Tucked away in the southwest corner of Connecticut, the Nutmeg State, is the quaint hamlet of Plainsfolk.
Rolling hills of green pasture, winding dirt roads, scattered barb wire dot the postcard-landscape.
In the furthest corner of Plainsfolk sits a weathered red barn on 10 acres of an old dairy farm owned by the Auger family. On top of the barn, a banner reads “Welcome 2011 Cow Hunters!”
It’s an unusually cool early April morning and Jim Auger and his two teenage sons guide their visitors’ cars to a parking lot by the duck pond. It’s Jim who had the light-bulb idea three years ago to turn the family’s faltering dairy farm into a rural safari.
“We had all this land… We had cows. Didn’t take a genius to come up with the rest,” Jim explains with a laugh.
Now every weekend from April through September, men (and a few hearty women) pluck down $1000 apiece to hunt for bovine.
“Cow hunters fall into three categories,” Jim’s wife and hostess Laura-Lie explains. “There’s the lazy hunter who doesn’t want to track or flush-out his quarry. There’s the impatient hunter who doesn’t want to wait out his quarry (The Augers guarantee you’ll bag a cow in two hours or less.) And there’s the inept hunter who would never succeed with a animal who can run.”
There’s nothing like a hands-on, gonzo-style journalistic experience, so next morning, after a bountiful breakfast buffet, my 17-year-old son Jo-Jo and I join up with the cow hunters at 11:00am. sharp.

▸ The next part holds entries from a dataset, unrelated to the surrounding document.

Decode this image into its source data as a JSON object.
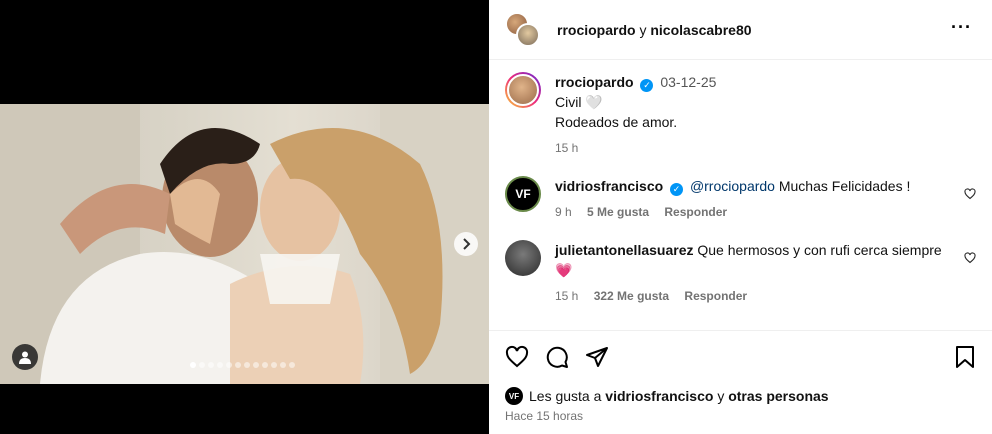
{
  "header": {
    "user1": "rrociopardo",
    "separator": "y",
    "user2": "nicolascabre80",
    "more_icon": "more-icon"
  },
  "caption": {
    "username": "rrociopardo",
    "date": "03-12-25",
    "line1": "Civil 🤍",
    "line2": "Rodeados de amor.",
    "time": "15 h"
  },
  "comments": [
    {
      "username": "vidriosfrancisco",
      "avatar_initials": "VF",
      "mention": "@rrociopardo",
      "text": "Muchas Felicidades !",
      "time": "9 h",
      "likes": "5 Me gusta",
      "reply": "Responder"
    },
    {
      "username": "julietantonellasuarez",
      "text": "Que hermosos y con rufi cerca siempre",
      "emoji": "💗",
      "time": "15 h",
      "likes": "322 Me gusta",
      "reply": "Responder"
    }
  ],
  "footer": {
    "likes_prefix": "Les gusta a",
    "likes_user": "vidriosfrancisco",
    "likes_suffix": "y",
    "likes_others": "otras personas",
    "mini_avatar": "VF",
    "time_ago": "Hace 15 horas"
  },
  "carousel": {
    "total": 12,
    "active_index": 0
  },
  "colors": {
    "verified": "#0095f6",
    "mention": "#00376b",
    "meta": "#737373"
  }
}
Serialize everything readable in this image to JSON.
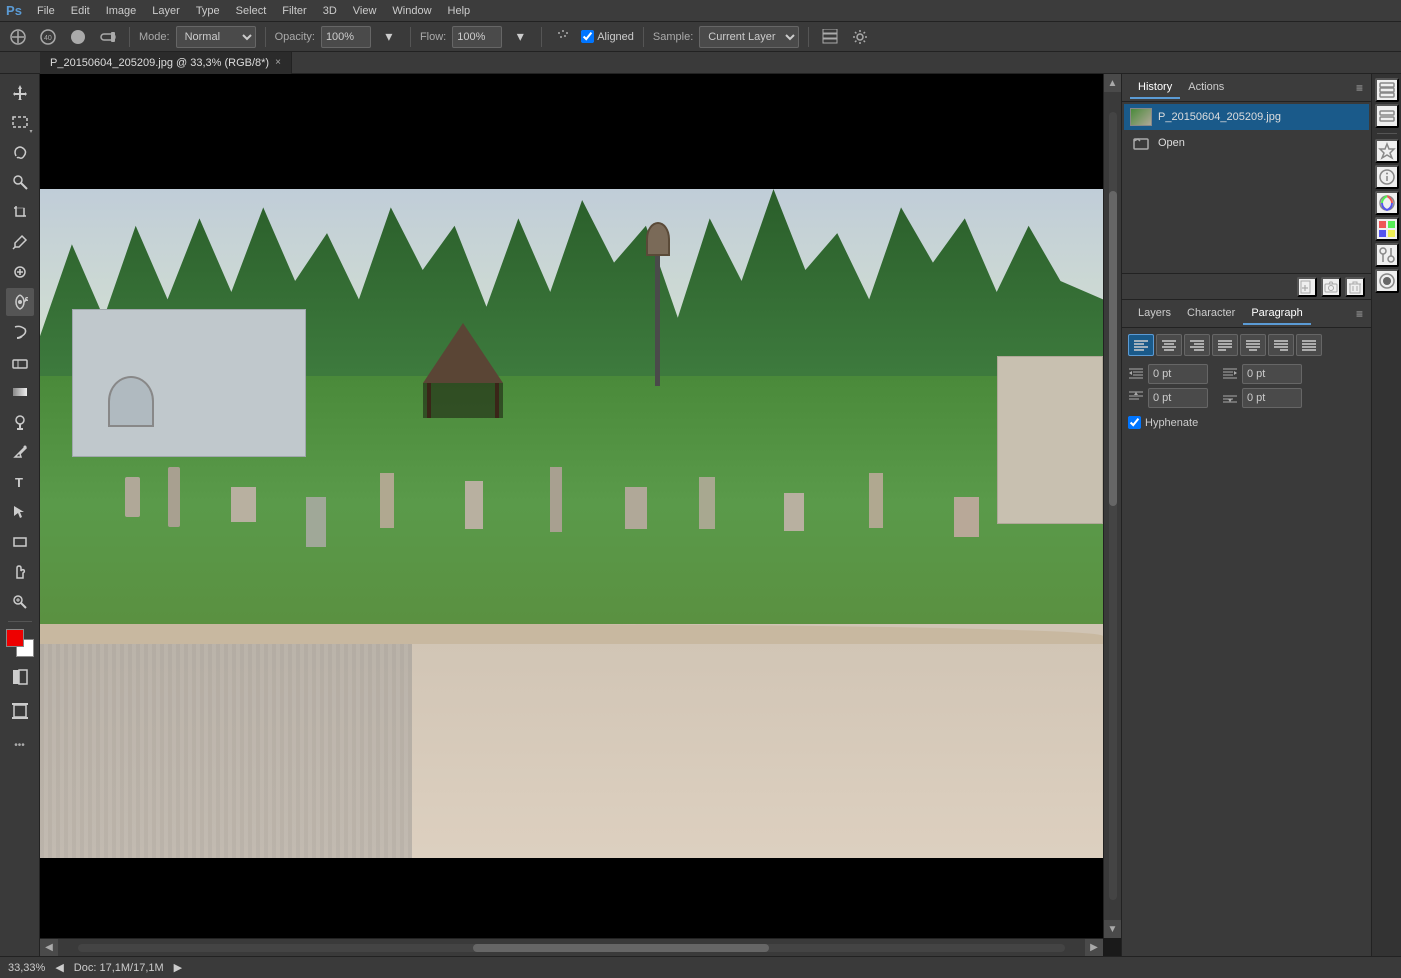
{
  "app": {
    "logo": "Ps",
    "title": "Adobe Photoshop"
  },
  "menubar": {
    "items": [
      "File",
      "Edit",
      "Image",
      "Layer",
      "Type",
      "Select",
      "Filter",
      "3D",
      "View",
      "Window",
      "Help"
    ]
  },
  "toolbar": {
    "brush_size": "40",
    "mode_label": "Mode:",
    "mode_value": "Normal",
    "opacity_label": "Opacity:",
    "opacity_value": "100%",
    "flow_label": "Flow:",
    "flow_value": "100%",
    "aligned_label": "Aligned",
    "sample_label": "Sample:",
    "sample_value": "Current Layer"
  },
  "tab": {
    "filename": "P_20150604_205209.jpg @ 33,3% (RGB/8*)",
    "close": "×"
  },
  "history_panel": {
    "tab1": "History",
    "tab2": "Actions",
    "items": [
      {
        "label": "P_20150604_205209.jpg"
      },
      {
        "label": "Open"
      }
    ]
  },
  "bottom_panel": {
    "new_snapshot": "📷",
    "delete": "🗑"
  },
  "layers_panel": {
    "tab1": "Layers",
    "tab2": "Character",
    "tab3": "Paragraph"
  },
  "paragraph": {
    "align_left": "≡",
    "align_center": "≡",
    "align_right": "≡",
    "justify_left": "≡",
    "justify_center": "≡",
    "justify_right": "≡",
    "justify_all": "≡",
    "indent_left_label": "0 pt",
    "indent_right_label": "0 pt",
    "space_before_label": "0 pt",
    "space_after_label": "0 pt",
    "hyphenate_label": "Hyphenate"
  },
  "statusbar": {
    "zoom": "33,33%",
    "doc_info": "Doc: 17,1M/17,1M",
    "nav_left": "◀",
    "nav_right": "▶"
  },
  "select_menu": "Select"
}
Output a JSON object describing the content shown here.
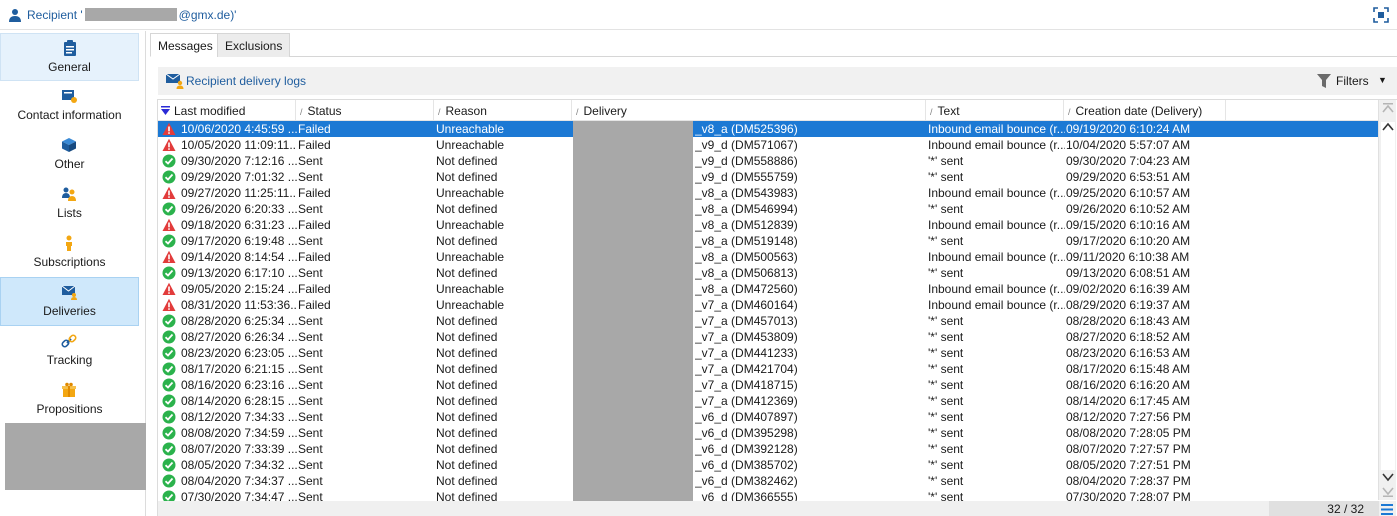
{
  "titlebar": {
    "prefix": "Recipient '",
    "suffix": "@gmx.de)'"
  },
  "nav": [
    {
      "label": "General",
      "icon": "clipboard-icon",
      "active": false,
      "highlight": true
    },
    {
      "label": "Contact information",
      "icon": "contact-card-icon",
      "active": false
    },
    {
      "label": "Other",
      "icon": "cube-icon",
      "active": false
    },
    {
      "label": "Lists",
      "icon": "users-group-icon",
      "active": false
    },
    {
      "label": "Subscriptions",
      "icon": "person-icon",
      "active": false
    },
    {
      "label": "Deliveries",
      "icon": "envelope-person-icon",
      "active": true
    },
    {
      "label": "Tracking",
      "icon": "link-icon",
      "active": false
    },
    {
      "label": "Propositions",
      "icon": "gift-icon",
      "active": false
    }
  ],
  "tabs": [
    {
      "label": "Messages",
      "active": true
    },
    {
      "label": "Exclusions",
      "active": false
    }
  ],
  "toolbar": {
    "logs_label": "Recipient delivery logs",
    "filters_label": "Filters"
  },
  "columns": {
    "last_modified": "Last modified",
    "status": "Status",
    "reason": "Reason",
    "delivery": "Delivery",
    "text": "Text",
    "created": "Creation date (Delivery)"
  },
  "rows": [
    {
      "ok": false,
      "selected": true,
      "mod": "10/06/2020 4:45:59 ...",
      "status": "Failed",
      "reason": "Unreachable",
      "delivery": "_v8_a (DM525396)",
      "text": "Inbound email bounce (r...",
      "created": "09/19/2020 6:10:24 AM"
    },
    {
      "ok": false,
      "selected": false,
      "mod": "10/05/2020 11:09:11...",
      "status": "Failed",
      "reason": "Unreachable",
      "delivery": "_v9_d (DM571067)",
      "text": "Inbound email bounce (r...",
      "created": "10/04/2020 5:57:07 AM"
    },
    {
      "ok": true,
      "selected": false,
      "mod": "09/30/2020 7:12:16 ...",
      "status": "Sent",
      "reason": "Not defined",
      "delivery": "_v9_d (DM558886)",
      "text": "'*' sent",
      "created": "09/30/2020 7:04:23 AM"
    },
    {
      "ok": true,
      "selected": false,
      "mod": "09/29/2020 7:01:32 ...",
      "status": "Sent",
      "reason": "Not defined",
      "delivery": "_v9_d (DM555759)",
      "text": "'*' sent",
      "created": "09/29/2020 6:53:51 AM"
    },
    {
      "ok": false,
      "selected": false,
      "mod": "09/27/2020 11:25:11...",
      "status": "Failed",
      "reason": "Unreachable",
      "delivery": "_v8_a (DM543983)",
      "text": "Inbound email bounce (r...",
      "created": "09/25/2020 6:10:57 AM"
    },
    {
      "ok": true,
      "selected": false,
      "mod": "09/26/2020 6:20:33 ...",
      "status": "Sent",
      "reason": "Not defined",
      "delivery": "_v8_a (DM546994)",
      "text": "'*' sent",
      "created": "09/26/2020 6:10:52 AM"
    },
    {
      "ok": false,
      "selected": false,
      "mod": "09/18/2020 6:31:23 ...",
      "status": "Failed",
      "reason": "Unreachable",
      "delivery": "_v8_a (DM512839)",
      "text": "Inbound email bounce (r...",
      "created": "09/15/2020 6:10:16 AM"
    },
    {
      "ok": true,
      "selected": false,
      "mod": "09/17/2020 6:19:48 ...",
      "status": "Sent",
      "reason": "Not defined",
      "delivery": "_v8_a (DM519148)",
      "text": "'*' sent",
      "created": "09/17/2020 6:10:20 AM"
    },
    {
      "ok": false,
      "selected": false,
      "mod": "09/14/2020 8:14:54 ...",
      "status": "Failed",
      "reason": "Unreachable",
      "delivery": "_v8_a (DM500563)",
      "text": "Inbound email bounce (r...",
      "created": "09/11/2020 6:10:38 AM"
    },
    {
      "ok": true,
      "selected": false,
      "mod": "09/13/2020 6:17:10 ...",
      "status": "Sent",
      "reason": "Not defined",
      "delivery": "_v8_a (DM506813)",
      "text": "'*' sent",
      "created": "09/13/2020 6:08:51 AM"
    },
    {
      "ok": false,
      "selected": false,
      "mod": "09/05/2020 2:15:24 ...",
      "status": "Failed",
      "reason": "Unreachable",
      "delivery": "_v8_a (DM472560)",
      "text": "Inbound email bounce (r...",
      "created": "09/02/2020 6:16:39 AM"
    },
    {
      "ok": false,
      "selected": false,
      "mod": "08/31/2020 11:53:36...",
      "status": "Failed",
      "reason": "Unreachable",
      "delivery": "_v7_a (DM460164)",
      "text": "Inbound email bounce (r...",
      "created": "08/29/2020 6:19:37 AM"
    },
    {
      "ok": true,
      "selected": false,
      "mod": "08/28/2020 6:25:34 ...",
      "status": "Sent",
      "reason": "Not defined",
      "delivery": "_v7_a (DM457013)",
      "text": "'*' sent",
      "created": "08/28/2020 6:18:43 AM"
    },
    {
      "ok": true,
      "selected": false,
      "mod": "08/27/2020 6:26:34 ...",
      "status": "Sent",
      "reason": "Not defined",
      "delivery": "_v7_a (DM453809)",
      "text": "'*' sent",
      "created": "08/27/2020 6:18:52 AM"
    },
    {
      "ok": true,
      "selected": false,
      "mod": "08/23/2020 6:23:05 ...",
      "status": "Sent",
      "reason": "Not defined",
      "delivery": "_v7_a (DM441233)",
      "text": "'*' sent",
      "created": "08/23/2020 6:16:53 AM"
    },
    {
      "ok": true,
      "selected": false,
      "mod": "08/17/2020 6:21:15 ...",
      "status": "Sent",
      "reason": "Not defined",
      "delivery": "_v7_a (DM421704)",
      "text": "'*' sent",
      "created": "08/17/2020 6:15:48 AM"
    },
    {
      "ok": true,
      "selected": false,
      "mod": "08/16/2020 6:23:16 ...",
      "status": "Sent",
      "reason": "Not defined",
      "delivery": "_v7_a (DM418715)",
      "text": "'*' sent",
      "created": "08/16/2020 6:16:20 AM"
    },
    {
      "ok": true,
      "selected": false,
      "mod": "08/14/2020 6:28:15 ...",
      "status": "Sent",
      "reason": "Not defined",
      "delivery": "_v7_a (DM412369)",
      "text": "'*' sent",
      "created": "08/14/2020 6:17:45 AM"
    },
    {
      "ok": true,
      "selected": false,
      "mod": "08/12/2020 7:34:33 ...",
      "status": "Sent",
      "reason": "Not defined",
      "delivery": "_v6_d (DM407897)",
      "text": "'*' sent",
      "created": "08/12/2020 7:27:56 PM"
    },
    {
      "ok": true,
      "selected": false,
      "mod": "08/08/2020 7:34:59 ...",
      "status": "Sent",
      "reason": "Not defined",
      "delivery": "_v6_d (DM395298)",
      "text": "'*' sent",
      "created": "08/08/2020 7:28:05 PM"
    },
    {
      "ok": true,
      "selected": false,
      "mod": "08/07/2020 7:33:39 ...",
      "status": "Sent",
      "reason": "Not defined",
      "delivery": "_v6_d (DM392128)",
      "text": "'*' sent",
      "created": "08/07/2020 7:27:57 PM"
    },
    {
      "ok": true,
      "selected": false,
      "mod": "08/05/2020 7:34:32 ...",
      "status": "Sent",
      "reason": "Not defined",
      "delivery": "_v6_d (DM385702)",
      "text": "'*' sent",
      "created": "08/05/2020 7:27:51 PM"
    },
    {
      "ok": true,
      "selected": false,
      "mod": "08/04/2020 7:34:37 ...",
      "status": "Sent",
      "reason": "Not defined",
      "delivery": "_v6_d (DM382462)",
      "text": "'*' sent",
      "created": "08/04/2020 7:28:37 PM"
    },
    {
      "ok": true,
      "selected": false,
      "mod": "07/30/2020 7:34:47 ...",
      "status": "Sent",
      "reason": "Not defined",
      "delivery": "_v6_d (DM366555)",
      "text": "'*' sent",
      "created": "07/30/2020 7:28:07 PM"
    }
  ],
  "footer": {
    "count": "32 / 32"
  },
  "colors": {
    "accent": "#1f5d9e",
    "selected_row": "#1c79d4",
    "nav_active": "#cfe8fb",
    "ok_green": "#2bb24c",
    "fail_red": "#e23b3b"
  }
}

We’re issued standard cow-hunting garb–yellow bell-bottom pants, a lime-green Nehru jacket, and a Yankees’ baseball cap. We’re given a kazoo-like device that “moo’s”. And, of course, a Big Cow-gun.
One of Jim’s sons drives us by golf-cart to one of the rolling-green pastures.
“Right over that hill, there’s a cluster of them,” he whispers. “The cow-hounds will smoke them out. Just be careful if my sister’s milking one of them. Dick Cheney almost shot her last week.”
Sure enough, right over the hill, there’s a bunch of bovine swatting flies with their tails. A short, portly man in our group “moo’s”, a Bessie looks up, he aims and fires his Big Cow-gun.
“That’s gonna look awesome over my fireplace!”
There’s six of us in our group and we each bag a cow before lunch. That evening, we share exciting tales of our adventure over a campfire with vodka tonics.
“Yep, she just looked up kind of dreamy-like and I nailed her between the eyes!”
“Mine was a little trickier. Thought she might charge me but she just yawned.”
Next morning, my son and I drive slowly back to Worcester, a cow roped on top of our ‘98 Voyager.
“Never thought shooting a helpless animal would be such a rewarding experience,” Jo-Jo shrugs.
I pat his shoulder then we exit off the Massachusetts Turnpike to a Friendly’s for a burger and shake.